Shumow and Harris, also Salzburg Media Academy faculty, were in the process of co-authoring a book regarding the concept of persistence and how pedagogies can contribute to persistent media engagement for social impact in a culture of transaction.
“For some, pessimism can be debilitating. For others, [it is] energizing, enlightening, and reflexive. I think pessimism shouldn’t be about solutions, …but perhaps it can lead others to some ideas of improvement. Moses was known and will continue to be known for his critical perspective- his optimistic perspective and his influence on each of us, and I appreciate that and I’m glad he left that mark. … I’m not confident he would ever come to my side at the optimist-pessimist table and I wouldn’t ask him to. I loved that tension between us, and I miss having that tension without Moses.”
— Robert (Ted) Gutsche, Jr.
A SCREENING OF SHUMOW’S DOCUMENTARY, Liberty Square: History, Power, and Race in Miami: In December 2015, Shumow was awarded a Restorative Narrative Fellowship from the journalism organization Images and Voices of Hope. The fellowship allowed him to pursue a project he had been hoping to produce for some time: a documentary film about the rich history and legacy of one of the country’s oldest public housing projects: Liberty Square, in the heart of Miami’s Liberty City.
“Moses had a specific passion for the power of film to change narratives, to bring narratives to communities whose narratives were not prioritized into light – so he believed in that power,” said Mihailidis
“[Moses], more than any of my other colleagues, began to show me what it looks like to take pedagogy out of the classroom and into communities you feel passionate about serving.
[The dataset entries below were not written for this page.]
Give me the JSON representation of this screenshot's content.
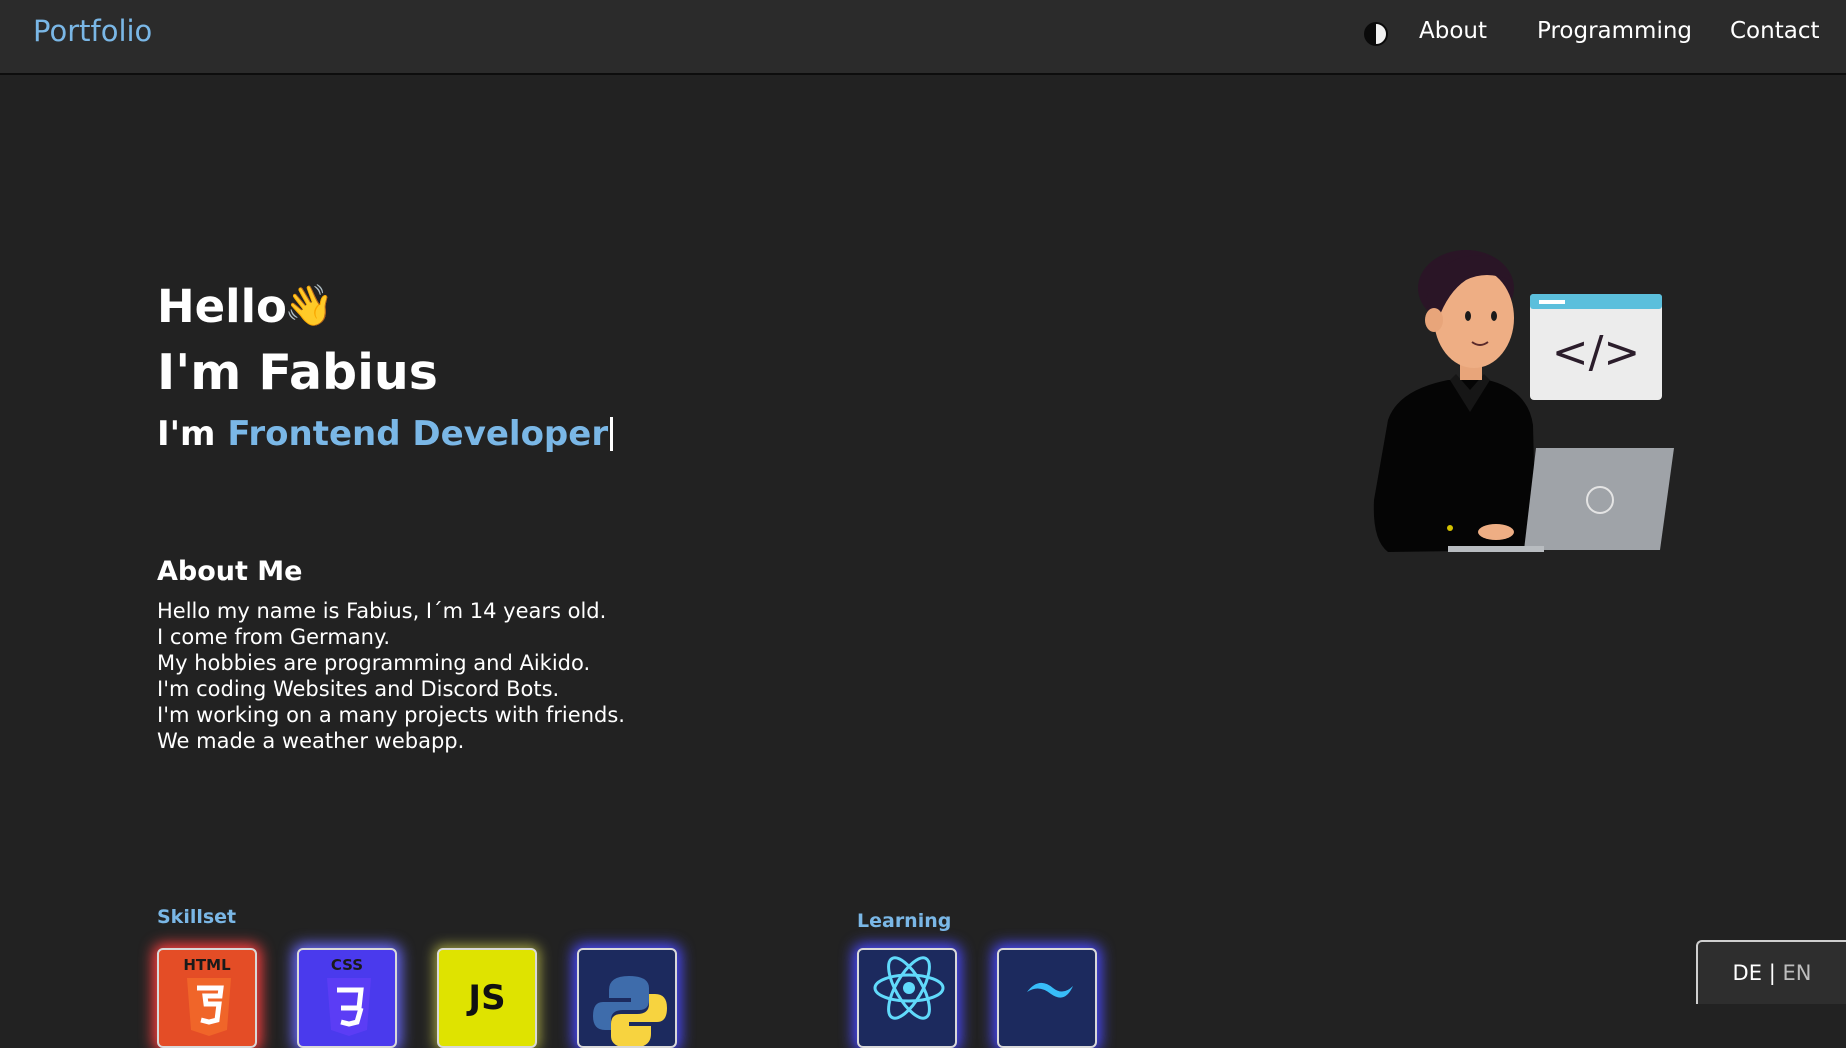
{
  "nav": {
    "brand": "Portfolio",
    "links": [
      "About",
      "Programming",
      "Contact"
    ]
  },
  "hero": {
    "greeting": "Hello",
    "wave_emoji": "👋",
    "name_line": "I'm Fabius",
    "role_prefix": "I'm",
    "role_highlight": "Frontend Developer"
  },
  "about": {
    "title": "About Me",
    "lines": [
      "Hello my name is Fabius, I´m 14 years old.",
      "I come from Germany.",
      "My hobbies are programming and Aikido.",
      "I'm coding Websites and Discord Bots.",
      "I'm working on a many projects with friends.",
      "We made a weather webapp."
    ]
  },
  "skillset": {
    "title": "Skillset",
    "items": [
      {
        "label": "HTML",
        "icon": "html5-icon"
      },
      {
        "label": "CSS",
        "icon": "css3-icon"
      },
      {
        "label": "JS",
        "icon": "javascript-icon"
      },
      {
        "label": "",
        "icon": "python-icon"
      }
    ]
  },
  "learning": {
    "title": "Learning",
    "items": [
      {
        "label": "",
        "icon": "react-icon"
      },
      {
        "label": "",
        "icon": "tailwind-icon"
      }
    ]
  },
  "language": {
    "de": "DE",
    "separator": "|",
    "en": "EN"
  },
  "colors": {
    "background": "#222222",
    "navbar": "#2b2b2b",
    "accent": "#7ab7e6"
  }
}
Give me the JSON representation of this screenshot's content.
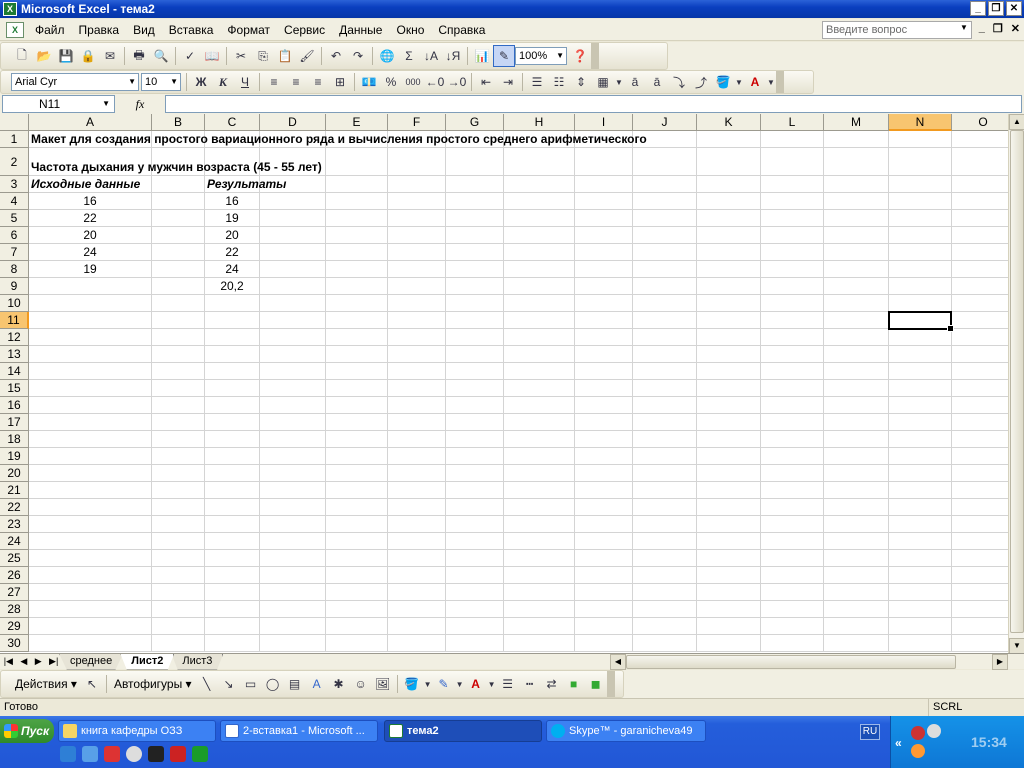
{
  "window": {
    "title": "Microsoft Excel - тема2",
    "app_icon": "X"
  },
  "menu": {
    "items": [
      "Файл",
      "Правка",
      "Вид",
      "Вставка",
      "Формат",
      "Сервис",
      "Данные",
      "Окно",
      "Справка"
    ],
    "help_placeholder": "Введите вопрос"
  },
  "toolbar": {
    "zoom": "100%",
    "font_name": "Arial Cyr",
    "font_size": "10",
    "bold_label": "Ж",
    "italic_label": "К",
    "underline_label": "Ч",
    "sum_label": "Σ",
    "percent_label": "%",
    "thousands_label": "000"
  },
  "formula_bar": {
    "name_box": "N11",
    "fx_label": "fx",
    "formula": ""
  },
  "sheet": {
    "columns": [
      "A",
      "B",
      "C",
      "D",
      "E",
      "F",
      "G",
      "H",
      "I",
      "J",
      "K",
      "L",
      "M",
      "N",
      "O"
    ],
    "selected_column": "N",
    "row_numbers": [
      "1",
      "2",
      "3",
      "4",
      "5",
      "6",
      "7",
      "8",
      "9",
      "10",
      "11",
      "12",
      "13",
      "14",
      "15",
      "16",
      "17",
      "18",
      "19",
      "20",
      "21",
      "22",
      "23",
      "24",
      "25",
      "26",
      "27",
      "28",
      "29",
      "30"
    ],
    "selected_row": "11",
    "cells": {
      "A1": "Макет для создания простого вариационного ряда и вычисления простого среднего арифметического",
      "A2": "Частота дыхания у мужчин возраста (45 - 55 лет)",
      "A3": "Исходные данные",
      "C3": "Результаты",
      "A4": "16",
      "C4": "16",
      "A5": "22",
      "C5": "19",
      "A6": "20",
      "C6": "20",
      "A7": "24",
      "C7": "22",
      "A8": "19",
      "C8": "24",
      "C9": "20,2"
    }
  },
  "tabs": {
    "items": [
      "среднее",
      "Лист2",
      "Лист3"
    ],
    "active": "Лист2"
  },
  "drawing": {
    "actions_label": "Действия",
    "autoshapes_label": "Автофигуры"
  },
  "status": {
    "text": "Готово",
    "scrl": "SCRL"
  },
  "taskbar": {
    "start_label": "Пуск",
    "tasks": [
      {
        "label": "книга кафедры ОЗЗ"
      },
      {
        "label": "2-вставка1 - Microsoft ..."
      },
      {
        "label": "тема2"
      },
      {
        "label": "Skype™ - garanicheva49"
      }
    ],
    "lang": "RU",
    "clock": "15:34"
  },
  "colors": {
    "title_blue": "#0a3fbf",
    "selected_header": "#f8c570",
    "taskbar_blue": "#245edb"
  }
}
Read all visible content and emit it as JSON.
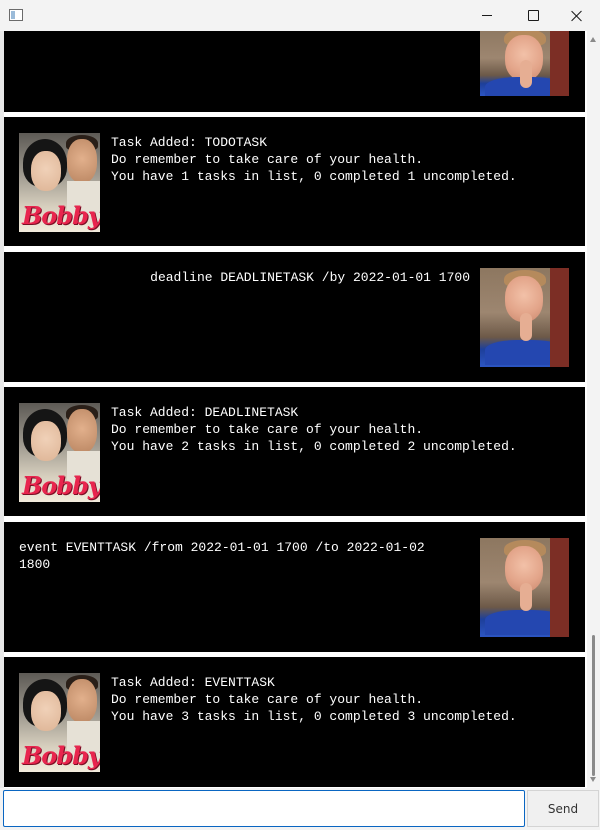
{
  "window": {
    "icon": "app-window-icon",
    "controls": [
      "minimize-icon",
      "maximize-icon",
      "close-icon"
    ]
  },
  "chat": {
    "messages": [
      {
        "sender": "user",
        "text": "",
        "avatar": "user-avatar"
      },
      {
        "sender": "bot",
        "text": "Task Added: TODOTASK\nDo remember to take care of your health.\nYou have 1 tasks in list, 0 completed 1 uncompleted.",
        "avatar": "bot-avatar"
      },
      {
        "sender": "user",
        "text": "deadline DEADLINETASK /by 2022-01-01 1700",
        "avatar": "user-avatar"
      },
      {
        "sender": "bot",
        "text": "Task Added: DEADLINETASK\nDo remember to take care of your health.\nYou have 2 tasks in list, 0 completed 2 uncompleted.",
        "avatar": "bot-avatar"
      },
      {
        "sender": "user",
        "text": "event EVENTTASK /from 2022-01-01 1700 /to 2022-01-02\n1800",
        "avatar": "user-avatar"
      },
      {
        "sender": "bot",
        "text": "Task Added: EVENTTASK\nDo remember to take care of your health.\nYou have 3 tasks in list, 0 completed 3 uncompleted.",
        "avatar": "bot-avatar"
      }
    ],
    "bot_avatar_logo": "Bobby"
  },
  "input": {
    "value": "",
    "placeholder": ""
  },
  "send_label": "Send",
  "colors": {
    "bubble_background": "#000000",
    "bubble_text": "#ffffff",
    "input_border": "#0a66c2",
    "bot_logo": "#e8254e"
  }
}
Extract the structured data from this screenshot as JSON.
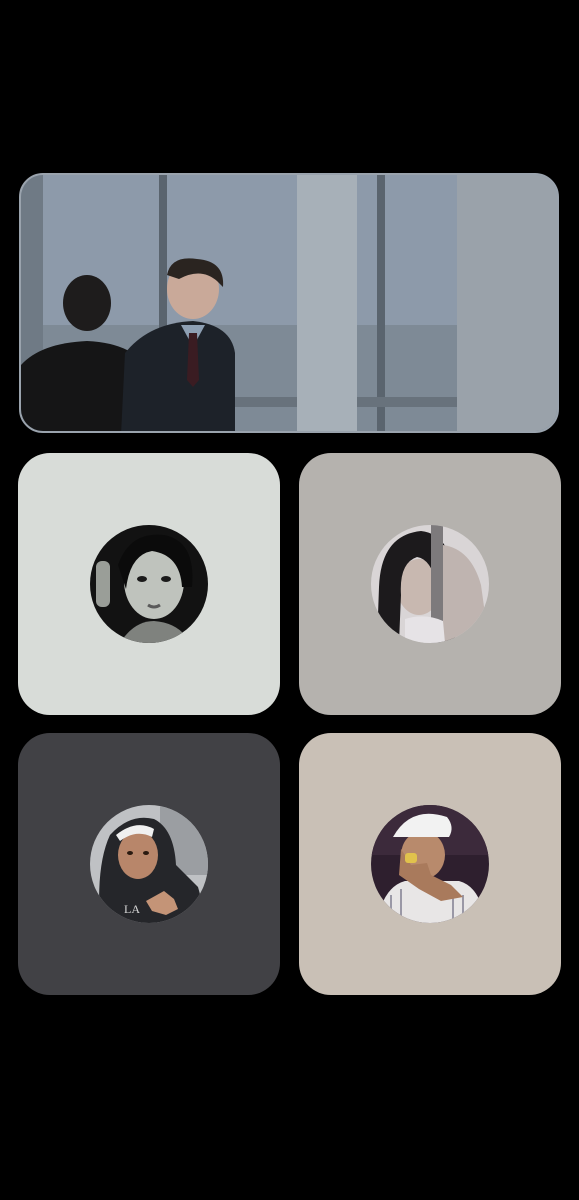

I remember how passionate he was about [Liberty Square] and talking about developers trying to move people out… So you had people trying to move residents out after recognizing climate change is occurring, and now they’re taking back land from some of the most vulnerable people because they see the true value of the land. I had never, maybe to my own fault, thought about going through these public documents and participate in these meetings in a very persistent and consistent way. Moses walked it. Those of us who had seen his presentation couldn’t help but be moved – but he lived it. And that was the biggest impact he had on me.”
— Christopher Harris
THE FIRST TRANSFORMATIVE MEDIA LITERACY SCHOLAR AWARD was also introduced at the symposium. The purpose of the award is to recognize and provide opportunities for emerging teachers, scholar activists, and organic intellectuals to engage in transformative teaching and research practices, and learn leadership skills for impactful work in our current digital culture.
NOMINATE A YOUNG ACADEMIC OR GRADUATE STUDENT that is doing exceptional work at the intersection of journalism education, participatory media, media literacy, community activism and social justice.
Awardees will be granted participation at the Salzburg Academy on Media Global Change July 19 – August 5.
“Moses was a mighty man and he cast a big shadow, but he believed that we all have our own light, our own capacity to create change, and that it is our duty to make it manifest within our role — whether it be as a friend, a parent, a mentor, an educator, a student, a documentarian, or a storyteller… Moses poured himself into the work he believed in. And he’s kept alive, not only by the legacy of his efforts, but by the people who want to shift the window of discourse as he did.”
— Rose Shumow